GENEVA – The U.N.-backed program to ship COVID-19 vaccines worldwide has announced supply delays involving a key Indian manufacturer, a major setback for the ambitious rollout aimed at helping low- and middle-income countries vaccinate their populations and fight the pandemic.
Gavi, the Vaccine Alliance, and its partners said Thursday that the Serum Institute of India, a pivotal vaccine maker behind the COVAX program, will face increasing domestic demands as coronavirus infections surge.
“Delays in securing supplies of SII-produced COVID-19 vaccine doses are due to the increased demand for COVID-19 vaccines in India,” Gavi said.
The move will affect up to 40 million doses of the Oxford University-AstraZeneca vaccines being manufactured by the Serum Institute that were to be delivered for COVAX this month, as well as 50 million expected next month.
COVAX, an initiative devised to give countries access to coronavirus vaccines regardless of their wealth, has so far shipped vaccines to some 50 countries and territories.
The Serum Institute of Indian has been contracted to supply vaccines to 64 countries, and Gavi said the U.N.-backed program has “notified all affected economies of potential delays.”
Gavi said the Serum Institute has pledged that “alongside supplying India, it will prioritize the COVAX multilateral solution for equitable distribution.”

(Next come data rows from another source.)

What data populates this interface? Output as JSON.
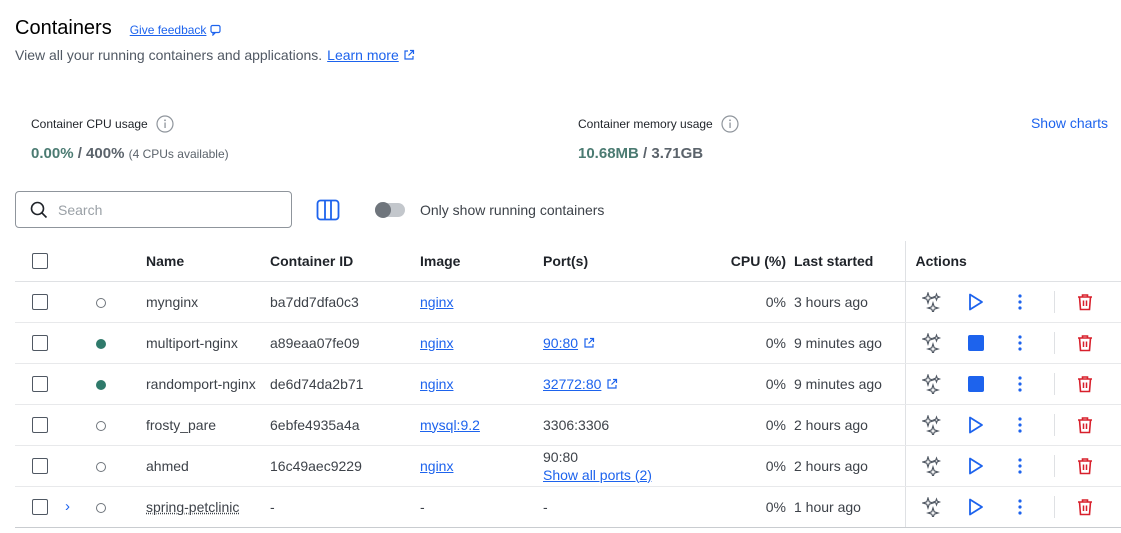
{
  "header": {
    "title": "Containers",
    "feedback": "Give feedback",
    "subtitle": "View all your running containers and applications.",
    "learn_more": "Learn more"
  },
  "stats": {
    "cpu_label": "Container CPU usage",
    "cpu_value": "0.00%",
    "cpu_total": " / 400%",
    "cpu_note": "(4 CPUs available)",
    "mem_label": "Container memory usage",
    "mem_value": "10.68MB",
    "mem_total": " / 3.71GB",
    "show_charts": "Show charts"
  },
  "toolbar": {
    "search_placeholder": "Search",
    "toggle_label": "Only show running containers"
  },
  "columns": [
    "Name",
    "Container ID",
    "Image",
    "Port(s)",
    "CPU (%)",
    "Last started",
    "Actions"
  ],
  "rows": [
    {
      "name": "mynginx",
      "id": "ba7dd7dfa0c3",
      "image": "nginx",
      "port": "",
      "port2": "",
      "cpu": "0%",
      "started": "3 hours ago",
      "status": "stopped"
    },
    {
      "name": "multiport-nginx",
      "id": "a89eaa07fe09",
      "image": "nginx",
      "port": "90:80",
      "port2": "",
      "cpu": "0%",
      "started": "9 minutes ago",
      "status": "running"
    },
    {
      "name": "randomport-nginx",
      "id": "de6d74da2b71",
      "image": "nginx",
      "port": "32772:80",
      "port2": "",
      "cpu": "0%",
      "started": "9 minutes ago",
      "status": "running"
    },
    {
      "name": "frosty_pare",
      "id": "6ebfe4935a4a",
      "image": "mysql:9.2",
      "port": "3306:3306",
      "port2": "",
      "cpu": "0%",
      "started": "2 hours ago",
      "status": "stopped"
    },
    {
      "name": "ahmed",
      "id": "16c49aec9229",
      "image": "nginx",
      "port": "90:80",
      "port2": "Show all ports (2)",
      "cpu": "0%",
      "started": "2 hours ago",
      "status": "stopped"
    },
    {
      "name": "spring-petclinic",
      "id": "-",
      "image": "-",
      "port": "-",
      "port2": "",
      "cpu": "0%",
      "started": "1 hour ago",
      "status": "stopped"
    }
  ]
}
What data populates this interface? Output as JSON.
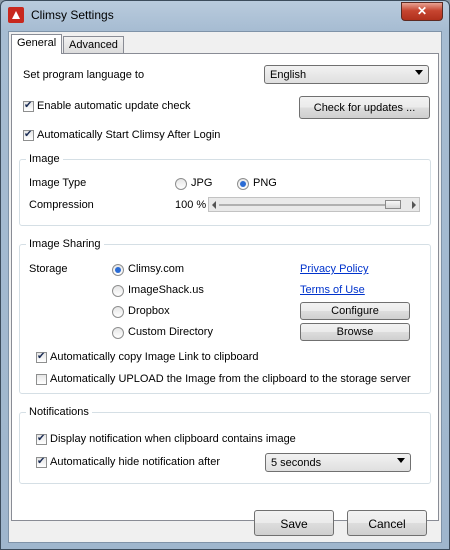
{
  "window": {
    "title": "Climsy Settings",
    "close_glyph": "✕"
  },
  "tabs": [
    {
      "label": "General",
      "active": true
    },
    {
      "label": "Advanced",
      "active": false
    }
  ],
  "general": {
    "language_label": "Set program language to",
    "language_value": "English",
    "auto_update_label": "Enable automatic update check",
    "auto_update_checked": true,
    "check_updates_button": "Check for updates ...",
    "autostart_label": "Automatically Start Climsy After Login",
    "autostart_checked": true
  },
  "image": {
    "group_title": "Image",
    "type_label": "Image Type",
    "jpg_label": "JPG",
    "png_label": "PNG",
    "selected_type": "PNG",
    "compression_label": "Compression",
    "compression_value": "100 %",
    "compression_level": 1.0
  },
  "sharing": {
    "group_title": "Image Sharing",
    "storage_label": "Storage",
    "options": [
      {
        "label": "Climsy.com",
        "selected": true
      },
      {
        "label": "ImageShack.us",
        "selected": false
      },
      {
        "label": "Dropbox",
        "selected": false
      },
      {
        "label": "Custom Directory",
        "selected": false
      }
    ],
    "privacy_link": "Privacy Policy",
    "terms_link": "Terms of Use",
    "configure_button": "Configure",
    "browse_button": "Browse",
    "auto_copy_label": "Automatically copy Image Link to clipboard",
    "auto_copy_checked": true,
    "auto_upload_label": "Automatically UPLOAD the Image from the clipboard to the storage server",
    "auto_upload_checked": false
  },
  "notifications": {
    "group_title": "Notifications",
    "display_label": "Display notification when clipboard contains image",
    "display_checked": true,
    "autohide_label": "Automatically hide notification after",
    "autohide_checked": true,
    "autohide_value": "5 seconds"
  },
  "footer": {
    "save_button": "Save",
    "cancel_button": "Cancel"
  }
}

Gavi, which runs COVAX jointly with the World Health Organization and the Coalition for Epidemic Preparedness Innovations, has distributed 31 million doses of the AstraZeneca vaccine -- 28 million from the Serum Institute and another 3 million from a South Korean contractor also producing it.